On the first of these measures, Health Education England has increased capacity for GP training with the aim of recruiting 3,250 trainees to GP training programmes each year from 2016/17. This appears to have had some impact, with the number of people starting GP training up 9 per cent between 2015 and 2016, although it remained narrowly below target. In addition, in 2016/17 NHS England launched a new scheme for former GPs to encourage them to return to practice; 370 doctors are currently participating in the scheme, and around 75 have already re-entered the workforce. Further action includes an overseas recruitment drive; this began in early 2017.

On the second measure – retention of existing GPs – NHS England has established initiatives to provide advice, flexibility and financial support to GPs nearing retirement. These were launched this year so it is too early to assess whether they are having an impact.
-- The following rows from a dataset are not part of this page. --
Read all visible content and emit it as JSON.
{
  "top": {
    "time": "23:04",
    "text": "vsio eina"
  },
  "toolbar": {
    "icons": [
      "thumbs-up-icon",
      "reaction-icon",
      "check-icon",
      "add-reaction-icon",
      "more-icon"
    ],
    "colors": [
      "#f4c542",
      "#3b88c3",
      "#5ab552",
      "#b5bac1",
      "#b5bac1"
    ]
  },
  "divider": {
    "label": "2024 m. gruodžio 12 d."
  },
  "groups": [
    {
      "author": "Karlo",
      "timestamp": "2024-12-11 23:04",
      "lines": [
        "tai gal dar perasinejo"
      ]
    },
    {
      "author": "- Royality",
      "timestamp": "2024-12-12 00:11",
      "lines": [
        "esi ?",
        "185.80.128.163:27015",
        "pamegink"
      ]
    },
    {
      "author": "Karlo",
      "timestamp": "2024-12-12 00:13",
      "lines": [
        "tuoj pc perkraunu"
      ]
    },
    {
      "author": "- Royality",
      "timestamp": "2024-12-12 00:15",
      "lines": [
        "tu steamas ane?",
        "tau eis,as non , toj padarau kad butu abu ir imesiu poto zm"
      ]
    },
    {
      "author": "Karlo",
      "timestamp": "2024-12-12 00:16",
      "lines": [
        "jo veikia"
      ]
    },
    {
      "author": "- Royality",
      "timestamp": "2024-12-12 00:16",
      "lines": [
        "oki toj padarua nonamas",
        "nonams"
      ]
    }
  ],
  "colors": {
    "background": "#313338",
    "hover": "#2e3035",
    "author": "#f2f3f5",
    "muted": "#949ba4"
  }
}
Other measures to encourage GPs to remain in the profession include establishing a service providing support to GPs and GP trainees with mental health difficulties and an additional £30 million investment from NHS England in 2016/17 to help practices meet the rising costs of indemnity cover, which protects GPs from clinical negligence claims.

In 2016, there were 34,495 full-time equivalent GPs (including locum doctors). Rather than an increase, this represented a fall of 96 GPs, or 0.3 per cent of the GP workforce, compared with the previous year1. This was due to a growing number of GPs retiring or leaving practice; between 2005 and 2014 the proportion of GPs aged 55 to 64 leaving the profession approximately doubled. Surveys have also shown the number of GPs expecting to leave direct patient care in the next five years has increased.

The King’s Fund view

Given that the number of GPs fell slightly in 2016, the actions taken to deliver 5,000 more GPs by 2020 will need to be significantly more successful in the next few years for this pledge to be met.

  • 1. Changes in 2015 to how data on GPs is collected means it is not possible to robustly compare with earlier years.